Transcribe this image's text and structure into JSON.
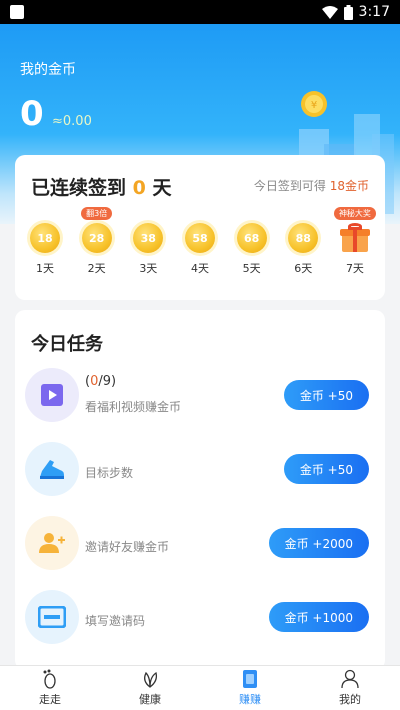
{
  "status_bar": {
    "time": "3:17"
  },
  "header": {
    "title": "我的金币",
    "amount": "0",
    "approx": "≈0.00"
  },
  "signin": {
    "prefix": "已连续签到",
    "count": "0",
    "suffix": "天",
    "hint_prefix": "今日签到可得",
    "hint_reward": "18金币",
    "days": [
      {
        "coins": "18",
        "label": "1天"
      },
      {
        "coins": "28",
        "label": "2天",
        "tag": "翻3倍"
      },
      {
        "coins": "38",
        "label": "3天"
      },
      {
        "coins": "58",
        "label": "4天"
      },
      {
        "coins": "68",
        "label": "5天"
      },
      {
        "coins": "88",
        "label": "6天"
      },
      {
        "label": "7天",
        "tag": "神秘大奖",
        "icon": "gift-icon"
      }
    ]
  },
  "tasks": {
    "title": "今日任务",
    "items": [
      {
        "icon": "video-play-icon",
        "progress_open": "(",
        "progress_done": "0",
        "progress_rest": "/9)",
        "desc": "看福利视频赚金币",
        "button": "金币 +50"
      },
      {
        "icon": "sneaker-icon",
        "desc": "目标步数",
        "button": "金币 +50"
      },
      {
        "icon": "add-friend-icon",
        "desc": "邀请好友赚金币",
        "button": "金币 +2000"
      },
      {
        "icon": "invite-code-icon",
        "desc": "填写邀请码",
        "button": "金币 +1000"
      }
    ]
  },
  "nav": {
    "items": [
      {
        "label": "走走",
        "icon": "footprint-icon"
      },
      {
        "label": "健康",
        "icon": "leaf-icon"
      },
      {
        "label": "赚赚",
        "icon": "earn-icon",
        "active": true
      },
      {
        "label": "我的",
        "icon": "user-icon"
      }
    ]
  },
  "colors": {
    "accent": "#2f8ff5",
    "coin": "#f7c22a",
    "highlight": "#e0622e"
  }
}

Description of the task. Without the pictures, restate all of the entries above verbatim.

Result for this task.
Transcribe this image's text and structure into JSON.
{
  "status_bar": {
    "time": "3:17"
  },
  "header": {
    "title": "我的金币",
    "amount": "0",
    "approx": "≈0.00"
  },
  "signin": {
    "prefix": "已连续签到",
    "count": "0",
    "suffix": "天",
    "hint_prefix": "今日签到可得",
    "hint_reward": "18金币",
    "days": [
      {
        "coins": "18",
        "label": "1天"
      },
      {
        "coins": "28",
        "label": "2天",
        "tag": "翻3倍"
      },
      {
        "coins": "38",
        "label": "3天"
      },
      {
        "coins": "58",
        "label": "4天"
      },
      {
        "coins": "68",
        "label": "5天"
      },
      {
        "coins": "88",
        "label": "6天"
      },
      {
        "label": "7天",
        "tag": "神秘大奖",
        "icon": "gift-icon"
      }
    ]
  },
  "tasks": {
    "title": "今日任务",
    "items": [
      {
        "icon": "video-play-icon",
        "progress_open": "(",
        "progress_done": "0",
        "progress_rest": "/9)",
        "desc": "看福利视频赚金币",
        "button": "金币 +50"
      },
      {
        "icon": "sneaker-icon",
        "desc": "目标步数",
        "button": "金币 +50"
      },
      {
        "icon": "add-friend-icon",
        "desc": "邀请好友赚金币",
        "button": "金币 +2000"
      },
      {
        "icon": "invite-code-icon",
        "desc": "填写邀请码",
        "button": "金币 +1000"
      }
    ]
  },
  "nav": {
    "items": [
      {
        "label": "走走",
        "icon": "footprint-icon"
      },
      {
        "label": "健康",
        "icon": "leaf-icon"
      },
      {
        "label": "赚赚",
        "icon": "earn-icon",
        "active": true
      },
      {
        "label": "我的",
        "icon": "user-icon"
      }
    ]
  },
  "colors": {
    "accent": "#2f8ff5",
    "coin": "#f7c22a",
    "highlight": "#e0622e"
  }
}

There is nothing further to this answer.